France since a few years has surpassed Germany and has become the first target market for Italian dairy products. Every year, the French eat 1.2 kg of Italian cheese per capita and are the largest consumers of Italian mozzarella: in 2016 they bought about 30 million kg.
Germans, instead, appreciate above all our hard cheeses and are the main foreign customers of Grana Padano and Parmigiano Reggiano. For every two kg of Italian cheeses that arrive on their tables, almost one consists of Padano or Reggiano, bought whole, in pieces, or already grated. Equally impressive is the growth of interest in Gorgonzola. In only one year, its imports increased by 43%.
Last year sixty-nine English out of a hundred put in their shopping cart at least one ‘made in Italy’ cheese. Mozzarella is the most purchased cheese (62% of consumers), followed in the second position by Parmigiano Reggiano cheese (48%). The data concerning exports confirm this interest: in 2016 about 35,000 tonnes of cheese, mostly mozzarella (12,000 tonnes) were exported in the United Kingdom. Provolone, too, has to be considered: in just one year its consumption increased by 18%.
Another Country which appreciates Grana Padano is Spain. After experiencing + 29% in 2014 and + 10% in 2015, it closed last year with another positive sign, surpassing 83,000 cheeses. Overseas the USA are one of the ‘paradises’ for Italian cheeses. Many try to imitate them, in fact without great success. Here all the great cheeses of Italy arrive. Our Country is the first supplier of foreign dairy products. Here consumers love Pecorino Romano, which alone accounts for about 1/3 of all cheeses imported by the USA. But on American tables there is no shortage of Grana Padano and Parmigiano Reggiano, Gorgonzola, and Provolone, too.
The free trade agreement was received with great interest by Canadian operators. The quantities that can be exported without paying punitive duties increased significantly and this will encourage exports, which already exceed 4,500 tonnes per year. The most appreciated cheeses are Grana Padano and Parmigiano Reggiano, but also Gorgonzola, which fights against many fake products that are found on the Canadian market.

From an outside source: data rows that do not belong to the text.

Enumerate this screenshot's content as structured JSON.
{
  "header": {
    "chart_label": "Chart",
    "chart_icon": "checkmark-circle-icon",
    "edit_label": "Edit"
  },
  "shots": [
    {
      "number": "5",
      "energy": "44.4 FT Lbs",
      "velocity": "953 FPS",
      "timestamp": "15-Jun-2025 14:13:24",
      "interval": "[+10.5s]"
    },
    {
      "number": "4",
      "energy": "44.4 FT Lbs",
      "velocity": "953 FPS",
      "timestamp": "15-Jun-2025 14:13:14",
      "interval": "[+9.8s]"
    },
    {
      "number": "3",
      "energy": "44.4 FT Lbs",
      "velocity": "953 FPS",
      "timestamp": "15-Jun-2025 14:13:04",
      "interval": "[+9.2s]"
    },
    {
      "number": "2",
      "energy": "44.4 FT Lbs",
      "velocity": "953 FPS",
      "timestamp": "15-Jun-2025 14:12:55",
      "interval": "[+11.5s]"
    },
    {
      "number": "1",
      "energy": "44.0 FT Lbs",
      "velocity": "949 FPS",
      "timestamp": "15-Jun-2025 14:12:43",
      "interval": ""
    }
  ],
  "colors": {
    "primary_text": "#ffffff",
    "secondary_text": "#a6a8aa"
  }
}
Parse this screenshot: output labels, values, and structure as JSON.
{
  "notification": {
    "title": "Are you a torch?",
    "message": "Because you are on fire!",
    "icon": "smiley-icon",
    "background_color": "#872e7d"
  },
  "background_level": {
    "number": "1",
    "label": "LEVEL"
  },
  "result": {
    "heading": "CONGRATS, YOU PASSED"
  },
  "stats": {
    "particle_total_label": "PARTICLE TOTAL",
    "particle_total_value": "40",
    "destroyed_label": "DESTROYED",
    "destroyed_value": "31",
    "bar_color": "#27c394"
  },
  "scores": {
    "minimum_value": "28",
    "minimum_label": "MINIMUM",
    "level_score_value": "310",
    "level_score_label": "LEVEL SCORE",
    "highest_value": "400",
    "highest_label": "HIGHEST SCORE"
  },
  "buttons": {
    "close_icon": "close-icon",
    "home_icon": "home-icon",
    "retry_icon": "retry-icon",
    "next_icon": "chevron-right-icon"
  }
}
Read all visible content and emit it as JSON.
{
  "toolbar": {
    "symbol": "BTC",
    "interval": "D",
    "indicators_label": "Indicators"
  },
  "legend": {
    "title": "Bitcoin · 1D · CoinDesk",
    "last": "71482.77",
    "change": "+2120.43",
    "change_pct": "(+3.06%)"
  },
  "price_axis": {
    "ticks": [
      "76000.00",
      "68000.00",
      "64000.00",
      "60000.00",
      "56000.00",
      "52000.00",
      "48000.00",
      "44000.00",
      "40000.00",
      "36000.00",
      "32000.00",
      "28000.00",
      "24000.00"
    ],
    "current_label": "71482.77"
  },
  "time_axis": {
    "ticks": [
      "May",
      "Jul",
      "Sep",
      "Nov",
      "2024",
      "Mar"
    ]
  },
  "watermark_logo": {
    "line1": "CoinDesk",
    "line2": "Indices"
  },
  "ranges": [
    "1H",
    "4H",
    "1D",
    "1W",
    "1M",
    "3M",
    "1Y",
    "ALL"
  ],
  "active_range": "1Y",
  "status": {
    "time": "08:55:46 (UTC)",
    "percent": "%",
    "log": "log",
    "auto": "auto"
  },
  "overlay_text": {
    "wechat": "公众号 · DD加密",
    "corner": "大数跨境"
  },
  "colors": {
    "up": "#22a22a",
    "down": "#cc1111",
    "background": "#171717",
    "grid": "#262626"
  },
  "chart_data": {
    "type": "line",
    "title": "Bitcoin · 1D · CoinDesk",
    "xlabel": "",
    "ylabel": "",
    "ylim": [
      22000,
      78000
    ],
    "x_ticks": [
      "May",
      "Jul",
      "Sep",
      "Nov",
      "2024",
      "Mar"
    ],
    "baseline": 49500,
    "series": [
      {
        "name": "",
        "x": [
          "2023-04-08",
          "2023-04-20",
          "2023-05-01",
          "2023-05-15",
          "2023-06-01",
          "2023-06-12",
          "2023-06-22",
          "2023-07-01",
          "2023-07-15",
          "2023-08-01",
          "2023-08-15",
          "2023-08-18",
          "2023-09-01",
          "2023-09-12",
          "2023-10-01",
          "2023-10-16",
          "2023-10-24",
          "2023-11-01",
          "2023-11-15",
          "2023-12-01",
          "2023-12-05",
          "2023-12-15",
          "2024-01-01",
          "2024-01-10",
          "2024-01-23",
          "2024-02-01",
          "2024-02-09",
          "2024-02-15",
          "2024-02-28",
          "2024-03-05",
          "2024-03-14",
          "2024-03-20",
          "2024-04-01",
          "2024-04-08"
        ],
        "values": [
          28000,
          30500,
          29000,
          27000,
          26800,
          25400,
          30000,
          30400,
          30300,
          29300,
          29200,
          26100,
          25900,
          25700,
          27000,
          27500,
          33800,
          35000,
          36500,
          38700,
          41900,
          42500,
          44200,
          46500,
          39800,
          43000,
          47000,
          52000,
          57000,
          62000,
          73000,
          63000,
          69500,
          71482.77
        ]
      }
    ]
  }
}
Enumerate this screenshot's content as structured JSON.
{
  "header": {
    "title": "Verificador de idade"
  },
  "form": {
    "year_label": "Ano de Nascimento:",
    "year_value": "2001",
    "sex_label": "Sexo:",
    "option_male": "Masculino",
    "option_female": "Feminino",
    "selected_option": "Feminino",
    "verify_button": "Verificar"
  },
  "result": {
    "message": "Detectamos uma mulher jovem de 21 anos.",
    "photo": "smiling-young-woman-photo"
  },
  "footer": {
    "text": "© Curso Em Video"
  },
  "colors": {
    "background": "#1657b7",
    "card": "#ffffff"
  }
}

Looking to the East, Japan is the most ‘Italian’ of the Asian countries. Almost 40% of the cheeses that leave Italy to go to the East arrive on the tables of the big Japanese cities. Mozzarella and mascarpone are the most appreciated ones and are becoming increasingly popular: in 2016, sales volumes increased by about 6%. In China fresh cheese, mozzarella, mascarpone, and ricotta cheese are more and more appreciated; these are, in fact, the types of imported Italian cheeses with the highest growth rate between 2015 and 2016. These products drive Italian exports to China, which in 2016 increased by 45%, exceeding 2,500 tonnes. Even if the distance does not help the exports of fresh cheeses, Australia in 2016 exceeded 370 tonnes of mascarpone. In any case, most of the sales concern mature cheese, although some products with shorter maturation time are increasing. Gorgonzola, in particular, exceeded 220 tonnes, and Provolone went beyond 500 tonnes. Even for Asiago, Australia is an important destination: it sells more in this Country than in neighbouring Germany.